## Work order
Below are some records; copy each line in them that contains "Fields".

>>>

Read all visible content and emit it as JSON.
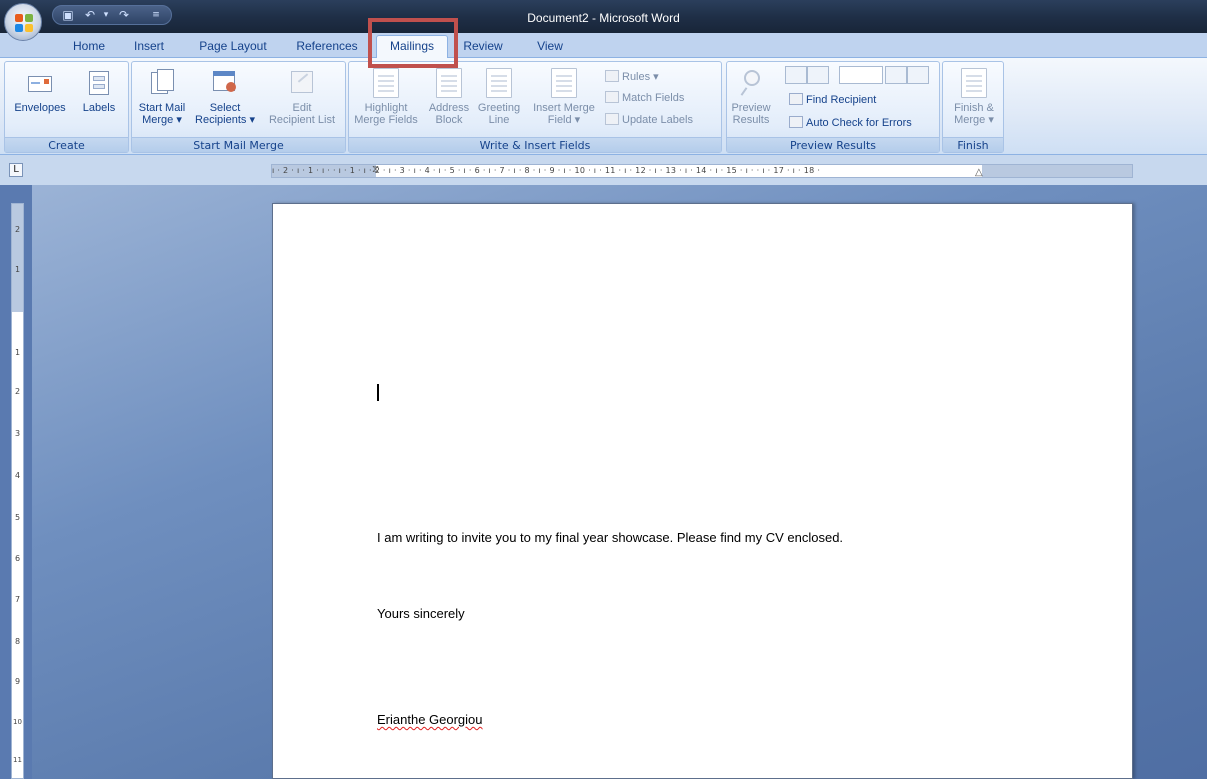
{
  "window": {
    "title": "Document2 - Microsoft Word"
  },
  "tabs": [
    {
      "label": "Home"
    },
    {
      "label": "Insert"
    },
    {
      "label": "Page Layout"
    },
    {
      "label": "References"
    },
    {
      "label": "Mailings",
      "active": true
    },
    {
      "label": "Review"
    },
    {
      "label": "View"
    }
  ],
  "ribbon": {
    "create": {
      "label": "Create",
      "envelopes": "Envelopes",
      "labels": "Labels"
    },
    "start_mail_merge": {
      "label": "Start Mail Merge",
      "start_l1": "Start Mail",
      "start_l2": "Merge ▾",
      "select_l1": "Select",
      "select_l2": "Recipients ▾",
      "edit_l1": "Edit",
      "edit_l2": "Recipient List"
    },
    "write_insert": {
      "label": "Write & Insert Fields",
      "highlight_l1": "Highlight",
      "highlight_l2": "Merge Fields",
      "address_l1": "Address",
      "address_l2": "Block",
      "greeting_l1": "Greeting",
      "greeting_l2": "Line",
      "insert_l1": "Insert Merge",
      "insert_l2": "Field ▾",
      "rules": "Rules ▾",
      "match_fields": "Match Fields",
      "update_labels": "Update Labels"
    },
    "preview": {
      "label": "Preview Results",
      "preview_l1": "Preview",
      "preview_l2": "Results",
      "find_recipient": "Find Recipient",
      "auto_check": "Auto Check for Errors"
    },
    "finish": {
      "label": "Finish",
      "finish_l1": "Finish &",
      "finish_l2": "Merge ▾"
    }
  },
  "ruler": {
    "horizontal": "ı · 2 · ı · 1 · ı ·  · ı · 1 · ı · 2 · ı · 3 · ı · 4 · ı · 5 · ı · 6 · ı · 7 · ı · 8 · ı · 9 · ı · 10 · ı · 11 · ı · 12 · ı · 13 · ı · 14 · ı · 15 · ı ·  · ı · 17 · ı · 18 ·",
    "vertical_numbers": [
      "2",
      "1",
      "1",
      "2",
      "3",
      "4",
      "5",
      "6",
      "7",
      "8",
      "9",
      "10",
      "11"
    ],
    "tab_selector": "L"
  },
  "document": {
    "body": "I am writing to invite you to my final year showcase.  Please find my CV enclosed.",
    "closing": "Yours sincerely",
    "signature": "Erianthe Georgiou"
  }
}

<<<

## Response area
      "label": "Write & Insert Fields",
      "highlight_l2": "Merge Fields",
      "match_fields": "Match Fields",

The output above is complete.